Next week, I’ll post more thoughts on why this approach to education is interesting for Mozilla and what sorts of things we might be able to achieve in 2009. This should give people even more to work with and respond to.

§ 8 Responses to Mozilla Education, a scribble

  • Alex Faaborg says:

    I would love to teach an online course about HCI and user experience design hosted on

  • skierpage says:

    I was hoping “Mozilla Education” would encourage the development of next-generation educational materials that takes advantage of Mozilla technologies:

    * interactive graphics using SVG and JavaScript
    * dynamic mathematics and physics simulations using MathML, canvas tag, and JavaScript libraries
    * interactive testing using offline app mode that students can later submit
    * etc.

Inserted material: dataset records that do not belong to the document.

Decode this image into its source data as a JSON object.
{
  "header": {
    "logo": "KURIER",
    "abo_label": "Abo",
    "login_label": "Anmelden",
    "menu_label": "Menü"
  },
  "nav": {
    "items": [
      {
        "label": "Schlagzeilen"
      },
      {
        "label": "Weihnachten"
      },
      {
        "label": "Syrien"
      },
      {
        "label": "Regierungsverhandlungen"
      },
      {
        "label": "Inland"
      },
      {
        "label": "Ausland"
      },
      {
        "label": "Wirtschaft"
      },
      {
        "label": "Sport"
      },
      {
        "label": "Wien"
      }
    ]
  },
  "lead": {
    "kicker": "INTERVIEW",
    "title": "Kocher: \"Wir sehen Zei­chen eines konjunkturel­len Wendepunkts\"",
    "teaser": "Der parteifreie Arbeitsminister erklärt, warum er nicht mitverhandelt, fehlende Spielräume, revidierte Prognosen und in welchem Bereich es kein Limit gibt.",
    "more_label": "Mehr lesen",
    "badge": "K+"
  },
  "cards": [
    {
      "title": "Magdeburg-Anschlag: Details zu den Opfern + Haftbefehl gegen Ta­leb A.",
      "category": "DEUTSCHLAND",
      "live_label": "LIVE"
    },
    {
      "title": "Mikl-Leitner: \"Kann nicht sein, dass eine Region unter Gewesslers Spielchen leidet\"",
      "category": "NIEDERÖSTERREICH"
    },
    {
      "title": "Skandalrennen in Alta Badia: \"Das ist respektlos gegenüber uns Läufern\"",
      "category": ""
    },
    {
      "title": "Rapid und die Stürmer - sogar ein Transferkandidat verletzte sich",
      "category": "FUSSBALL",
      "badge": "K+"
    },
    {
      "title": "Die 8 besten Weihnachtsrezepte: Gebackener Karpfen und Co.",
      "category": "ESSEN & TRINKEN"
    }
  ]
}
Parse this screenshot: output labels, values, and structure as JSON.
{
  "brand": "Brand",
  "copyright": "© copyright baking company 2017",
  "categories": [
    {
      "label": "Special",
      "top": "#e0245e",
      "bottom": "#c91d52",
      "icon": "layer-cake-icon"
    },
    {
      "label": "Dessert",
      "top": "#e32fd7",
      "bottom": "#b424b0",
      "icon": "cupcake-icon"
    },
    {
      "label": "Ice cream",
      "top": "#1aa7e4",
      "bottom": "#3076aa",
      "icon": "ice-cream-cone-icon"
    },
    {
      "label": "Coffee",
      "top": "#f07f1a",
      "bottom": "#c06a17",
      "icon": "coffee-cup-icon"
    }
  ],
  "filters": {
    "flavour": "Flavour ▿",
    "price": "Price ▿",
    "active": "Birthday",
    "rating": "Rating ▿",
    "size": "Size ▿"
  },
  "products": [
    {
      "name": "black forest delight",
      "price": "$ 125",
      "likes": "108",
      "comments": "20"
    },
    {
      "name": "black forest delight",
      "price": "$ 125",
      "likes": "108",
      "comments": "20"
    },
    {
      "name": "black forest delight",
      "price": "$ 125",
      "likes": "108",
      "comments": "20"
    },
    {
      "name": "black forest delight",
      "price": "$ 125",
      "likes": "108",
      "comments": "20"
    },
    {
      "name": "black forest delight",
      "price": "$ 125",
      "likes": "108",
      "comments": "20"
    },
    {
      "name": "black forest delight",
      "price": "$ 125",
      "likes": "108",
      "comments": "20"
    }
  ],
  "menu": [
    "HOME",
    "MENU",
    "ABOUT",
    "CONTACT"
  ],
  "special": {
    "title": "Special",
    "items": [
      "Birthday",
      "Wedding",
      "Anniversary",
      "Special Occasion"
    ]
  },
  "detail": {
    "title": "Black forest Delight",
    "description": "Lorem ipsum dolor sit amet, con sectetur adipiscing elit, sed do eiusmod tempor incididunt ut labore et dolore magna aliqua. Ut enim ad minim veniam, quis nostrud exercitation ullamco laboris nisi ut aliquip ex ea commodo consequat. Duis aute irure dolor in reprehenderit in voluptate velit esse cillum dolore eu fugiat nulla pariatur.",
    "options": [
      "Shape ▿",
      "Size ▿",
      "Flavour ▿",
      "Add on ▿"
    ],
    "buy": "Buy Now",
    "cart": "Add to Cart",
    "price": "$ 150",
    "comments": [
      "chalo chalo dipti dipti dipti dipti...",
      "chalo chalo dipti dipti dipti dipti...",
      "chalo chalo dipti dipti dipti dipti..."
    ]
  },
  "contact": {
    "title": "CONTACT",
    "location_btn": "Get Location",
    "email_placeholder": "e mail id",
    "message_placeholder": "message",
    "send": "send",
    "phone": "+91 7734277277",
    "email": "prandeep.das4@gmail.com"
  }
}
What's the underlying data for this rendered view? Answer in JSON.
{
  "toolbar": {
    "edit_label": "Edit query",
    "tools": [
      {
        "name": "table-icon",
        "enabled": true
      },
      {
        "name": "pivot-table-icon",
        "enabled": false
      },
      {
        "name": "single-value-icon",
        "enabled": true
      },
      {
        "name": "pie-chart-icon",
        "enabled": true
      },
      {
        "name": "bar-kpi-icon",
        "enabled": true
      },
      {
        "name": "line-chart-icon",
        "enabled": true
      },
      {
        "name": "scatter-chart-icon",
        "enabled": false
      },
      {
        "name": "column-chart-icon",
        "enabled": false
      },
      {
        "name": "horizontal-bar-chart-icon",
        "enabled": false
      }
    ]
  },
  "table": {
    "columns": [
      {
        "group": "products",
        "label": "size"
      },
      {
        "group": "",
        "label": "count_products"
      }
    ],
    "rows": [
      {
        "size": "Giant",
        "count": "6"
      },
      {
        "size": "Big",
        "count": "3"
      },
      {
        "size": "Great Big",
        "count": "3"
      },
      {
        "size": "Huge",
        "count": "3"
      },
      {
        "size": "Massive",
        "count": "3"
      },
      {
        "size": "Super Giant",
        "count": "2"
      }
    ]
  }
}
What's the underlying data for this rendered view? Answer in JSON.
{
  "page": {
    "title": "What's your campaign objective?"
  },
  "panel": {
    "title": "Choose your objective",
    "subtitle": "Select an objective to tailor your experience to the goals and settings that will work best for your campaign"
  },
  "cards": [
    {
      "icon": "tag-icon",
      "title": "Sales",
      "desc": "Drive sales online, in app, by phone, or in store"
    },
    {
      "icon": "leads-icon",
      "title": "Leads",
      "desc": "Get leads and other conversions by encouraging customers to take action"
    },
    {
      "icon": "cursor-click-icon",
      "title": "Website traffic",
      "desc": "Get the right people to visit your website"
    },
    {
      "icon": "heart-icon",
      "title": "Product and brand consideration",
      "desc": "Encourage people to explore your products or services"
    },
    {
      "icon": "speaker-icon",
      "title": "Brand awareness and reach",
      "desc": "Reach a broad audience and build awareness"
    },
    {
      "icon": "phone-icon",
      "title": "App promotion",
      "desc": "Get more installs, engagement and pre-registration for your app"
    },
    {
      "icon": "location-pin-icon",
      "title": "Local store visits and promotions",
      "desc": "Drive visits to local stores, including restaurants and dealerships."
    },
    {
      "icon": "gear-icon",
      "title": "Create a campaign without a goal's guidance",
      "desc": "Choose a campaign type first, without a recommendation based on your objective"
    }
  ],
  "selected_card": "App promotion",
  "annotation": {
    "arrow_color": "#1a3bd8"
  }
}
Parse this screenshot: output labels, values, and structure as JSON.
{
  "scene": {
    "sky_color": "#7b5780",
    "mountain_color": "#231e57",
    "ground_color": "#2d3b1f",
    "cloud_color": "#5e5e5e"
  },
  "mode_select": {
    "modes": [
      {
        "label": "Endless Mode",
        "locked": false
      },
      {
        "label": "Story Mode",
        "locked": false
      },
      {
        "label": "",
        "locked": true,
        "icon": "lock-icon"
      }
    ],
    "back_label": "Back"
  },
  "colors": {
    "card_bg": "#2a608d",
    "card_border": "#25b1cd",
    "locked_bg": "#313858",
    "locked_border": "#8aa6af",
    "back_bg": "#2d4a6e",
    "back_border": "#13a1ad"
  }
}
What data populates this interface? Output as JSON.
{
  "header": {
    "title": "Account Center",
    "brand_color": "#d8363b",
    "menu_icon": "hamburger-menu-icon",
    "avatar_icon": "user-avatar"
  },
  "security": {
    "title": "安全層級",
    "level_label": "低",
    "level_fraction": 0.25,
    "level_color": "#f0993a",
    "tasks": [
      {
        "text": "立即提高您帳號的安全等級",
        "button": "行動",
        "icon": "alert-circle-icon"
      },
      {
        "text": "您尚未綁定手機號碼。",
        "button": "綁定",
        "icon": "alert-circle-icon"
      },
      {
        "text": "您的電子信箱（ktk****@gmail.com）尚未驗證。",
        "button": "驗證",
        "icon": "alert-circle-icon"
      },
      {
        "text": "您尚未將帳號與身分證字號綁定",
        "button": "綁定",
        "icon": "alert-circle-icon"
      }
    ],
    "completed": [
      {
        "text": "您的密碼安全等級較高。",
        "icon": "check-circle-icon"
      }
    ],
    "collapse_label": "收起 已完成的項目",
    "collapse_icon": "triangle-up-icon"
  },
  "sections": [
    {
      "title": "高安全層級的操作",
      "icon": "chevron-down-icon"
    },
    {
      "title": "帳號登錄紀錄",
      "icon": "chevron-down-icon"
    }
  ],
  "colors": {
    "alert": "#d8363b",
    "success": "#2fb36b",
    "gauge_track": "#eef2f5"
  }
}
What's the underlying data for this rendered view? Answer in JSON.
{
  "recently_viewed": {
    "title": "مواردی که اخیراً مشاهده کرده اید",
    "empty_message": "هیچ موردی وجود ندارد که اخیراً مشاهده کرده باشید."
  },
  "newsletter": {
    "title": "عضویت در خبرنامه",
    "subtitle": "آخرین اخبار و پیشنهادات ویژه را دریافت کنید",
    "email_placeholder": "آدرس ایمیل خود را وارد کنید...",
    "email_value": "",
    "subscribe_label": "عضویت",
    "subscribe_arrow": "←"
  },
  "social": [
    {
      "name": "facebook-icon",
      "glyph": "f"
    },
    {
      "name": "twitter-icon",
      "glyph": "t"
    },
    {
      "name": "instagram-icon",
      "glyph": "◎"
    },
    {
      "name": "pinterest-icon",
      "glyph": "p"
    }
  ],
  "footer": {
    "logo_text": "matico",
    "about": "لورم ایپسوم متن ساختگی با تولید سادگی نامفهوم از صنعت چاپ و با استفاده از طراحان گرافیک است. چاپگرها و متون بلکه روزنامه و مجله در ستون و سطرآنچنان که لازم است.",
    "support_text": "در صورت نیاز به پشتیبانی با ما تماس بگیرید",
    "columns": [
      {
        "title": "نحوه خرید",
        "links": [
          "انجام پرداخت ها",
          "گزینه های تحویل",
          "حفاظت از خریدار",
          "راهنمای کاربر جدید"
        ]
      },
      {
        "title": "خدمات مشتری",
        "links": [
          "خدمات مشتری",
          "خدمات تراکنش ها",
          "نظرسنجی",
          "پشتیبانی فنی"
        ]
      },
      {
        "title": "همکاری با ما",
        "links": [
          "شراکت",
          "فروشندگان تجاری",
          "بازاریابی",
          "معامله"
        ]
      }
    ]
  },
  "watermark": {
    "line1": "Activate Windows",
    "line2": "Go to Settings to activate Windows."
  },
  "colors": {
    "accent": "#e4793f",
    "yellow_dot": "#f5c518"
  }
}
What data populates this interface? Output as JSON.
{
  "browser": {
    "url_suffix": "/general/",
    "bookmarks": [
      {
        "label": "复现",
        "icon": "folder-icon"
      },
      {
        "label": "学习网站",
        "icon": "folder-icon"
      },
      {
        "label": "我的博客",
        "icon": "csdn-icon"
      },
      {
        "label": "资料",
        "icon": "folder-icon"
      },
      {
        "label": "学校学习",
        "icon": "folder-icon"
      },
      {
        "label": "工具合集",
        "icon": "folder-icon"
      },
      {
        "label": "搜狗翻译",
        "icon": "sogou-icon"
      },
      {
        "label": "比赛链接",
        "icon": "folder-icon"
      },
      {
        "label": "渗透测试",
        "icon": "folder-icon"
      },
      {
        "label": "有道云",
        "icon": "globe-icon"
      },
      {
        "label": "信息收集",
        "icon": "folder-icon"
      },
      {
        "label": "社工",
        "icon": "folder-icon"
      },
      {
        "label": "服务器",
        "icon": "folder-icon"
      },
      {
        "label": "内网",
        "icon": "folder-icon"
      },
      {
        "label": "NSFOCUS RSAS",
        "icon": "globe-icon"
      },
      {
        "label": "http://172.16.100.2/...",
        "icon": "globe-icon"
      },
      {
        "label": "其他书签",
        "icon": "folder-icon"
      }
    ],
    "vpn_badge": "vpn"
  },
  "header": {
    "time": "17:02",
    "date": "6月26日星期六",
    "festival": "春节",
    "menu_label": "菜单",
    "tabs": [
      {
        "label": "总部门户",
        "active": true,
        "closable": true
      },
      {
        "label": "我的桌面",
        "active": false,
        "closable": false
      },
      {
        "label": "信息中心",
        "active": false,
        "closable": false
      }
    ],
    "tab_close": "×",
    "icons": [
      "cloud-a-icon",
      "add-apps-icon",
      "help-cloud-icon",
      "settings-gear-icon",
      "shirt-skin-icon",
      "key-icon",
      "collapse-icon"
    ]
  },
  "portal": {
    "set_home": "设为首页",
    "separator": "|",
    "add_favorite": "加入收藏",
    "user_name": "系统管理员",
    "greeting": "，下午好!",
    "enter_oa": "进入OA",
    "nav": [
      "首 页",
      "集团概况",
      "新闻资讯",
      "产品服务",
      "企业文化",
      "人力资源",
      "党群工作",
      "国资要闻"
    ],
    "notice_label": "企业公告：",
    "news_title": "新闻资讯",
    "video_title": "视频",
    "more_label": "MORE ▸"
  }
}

    But that doesn’t seem to be your focus.

    The web is woefully behind in taking advantage of HTML 5 technologies in education (and nearly everything else). But if everything remains compatible with crappy MSIE there’s a vicious circle where the new technologies don’t matter because no sites use them. What will change that?

    Many people think of next-generation education as putting Wikibooks and Wikiversity on laptops, but you can’t create advanced interactive web pages on a wiki.

  • dafi says:

    We at the Italian XUL community, want to spread Mozilla technologies.
    What you have done and your vision is amazing and we agree with you.
    We are mainly focused on XUL but every other technology is under the radar.

    The Mozilla Education planning sounds very important and maybe we can try to coordinate activities and share experiences.
    At FOSDEM 2009 I would discuss with Paul Rouget about this important topic.

    Focusing on education and knowledge would make Mozilla Technologies more familiar on Enterprise market segment (IMHO)

  • Joe Solomon says:

    This is fantastic! It made me think of how Greenpeace trains students – with skills that help students become environmental leaders.

    Greenpeace goes beyond Greenpeace in the sense that their focus (at least in branding) is on helping build environmental leaders and not Greenpeace leaders.

    I think this approach – in branding and substance – could go a long way for Mozilla. If in the scribble you flipped “Learn About and Build w/Mozilla and Open Web Technology” to “Learn About and Build with Open Web Technologies, including Mozilla” – What would that look like? What ideas would arise that would unite and empower the open source community?

  • Hi Mark. Looks pretty exciting! As another avenue to explore, I was browsing 826 Valencia recently which Dave Eggers set up to support the development of writing skills in students age 6 to 18. I wonder if there is an analagous opportunity for teaching students about open source, open hardware, etc. Kind of a drop-in Open centre. Just thinking out loud.

  • […] Mozilla Education, a scribble […]

  • […] a series of blog postings explaining our thinking about Mozilla Education. Pushing the conversation out into […]

Leave a Reply

Fill in your details below or click an icon to log in: Logo

You are commenting using your account. Log Out / Change )

Twitter picture

You are commenting using your Twitter account. Log Out / Change )

Facebook photo

You are commenting using your Facebook account. Log Out / Change )

Google+ photo

You are commenting using your Google+ account. Log Out / Change )

Connecting to %s

What’s this?

You are currently reading Mozilla Education, a scribble at commonspace.


%d bloggers like this: